- 23 February 2012
- From the section Health
The Royal College of Paediatrics and Child Health is calling on the government to scrap its NHS reform bill in England.
It joins several other medical bodies that have recently come out against the plans.
The move follows an online survey of RCPCH members.
The government says its changes will ensure that the health system works better for children.
This announcement adds to a late surge of opposition to the health bill from groups representing health staff. These include the British Medical Association, the Royal College of GPs and the Royal College of Nursing.
The RCPCH insists that it is not anti-reform, and that it has engaged consistently with the government over the proposals in the Health and Social Care Bill.
It also acknowledges that it has secured some changes, but it says these do not go far enough.
The college's president, Prof Terence Stephenson, was at Downing Street for talks earlier this week, where he told the Prime Minister that opposition to the bill was hardening.
The shift to outright opposition has been prompted by an online survey. Nearly 80% of members who took part wanted the bill to be withdrawn, though the response rate was just under 15%.
Announcing the decision, Prof Stephenson said a "substantial majority" of voting members felt the bill carried risks for children and young people.
"We've never supported this bill, but we have engaged with the government to try and make the best of it. But we're a membership organisation and paediatricians views have changed and hardened considerably and we've surveyed our membership and their view is that we should now call for withdrawal of the bill."
He warned that the bill could lead to the fragmentation of services.
"The main concern of paediatricians is competition, not that we're anti-competition, but for children with chronic, complex disabling diseases who need lots of doctors and nurses involved it's better that they get that all from one service rather than from multiple different services."
And he told the BBC: "We're not anti-reform. We've been saying for two years that we are struggling to run 220 emergency services for children in the UK.
"These are the things we need to be reforming now - the delivery of services to people.
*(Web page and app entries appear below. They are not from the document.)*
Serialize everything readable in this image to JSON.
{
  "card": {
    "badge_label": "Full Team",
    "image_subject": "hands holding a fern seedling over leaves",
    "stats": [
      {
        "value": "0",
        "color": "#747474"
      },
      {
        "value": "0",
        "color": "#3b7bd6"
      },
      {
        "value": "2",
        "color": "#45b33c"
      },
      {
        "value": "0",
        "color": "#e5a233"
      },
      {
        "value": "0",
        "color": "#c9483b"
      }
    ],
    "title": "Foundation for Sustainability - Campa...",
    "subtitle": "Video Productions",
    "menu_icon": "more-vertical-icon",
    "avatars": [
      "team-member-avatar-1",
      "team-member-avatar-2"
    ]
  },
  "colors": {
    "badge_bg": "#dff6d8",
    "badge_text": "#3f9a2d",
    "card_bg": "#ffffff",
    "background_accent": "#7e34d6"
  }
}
The bill is coming under close scrutiny in parliament. Ministers will face calls to make further concessions in the next few weeks.
A Labour spokesperson said the decision by the RCPCH had increased the pressure on the Prime Minister.
"David Cameron is now faced with a grave situation. Even those he called to Downing Street on Monday to help him push through his plans are now turning against them. The Prime Minister must stop putting his political pride before the best interests of our NHS and drop this Bill."
In response to the RCPCH announcement, the health minister Simon Burns pointed to the turnout in the online poll. He insisted that the bill would improve services for children, young people and their families.
"The RCPCH said only last month that our focus on children's health provides a real opportunity to improve the health of children and young people around the country.
"They also welcomed the principles of greater integration and information about services, and moving decision making to the frontline."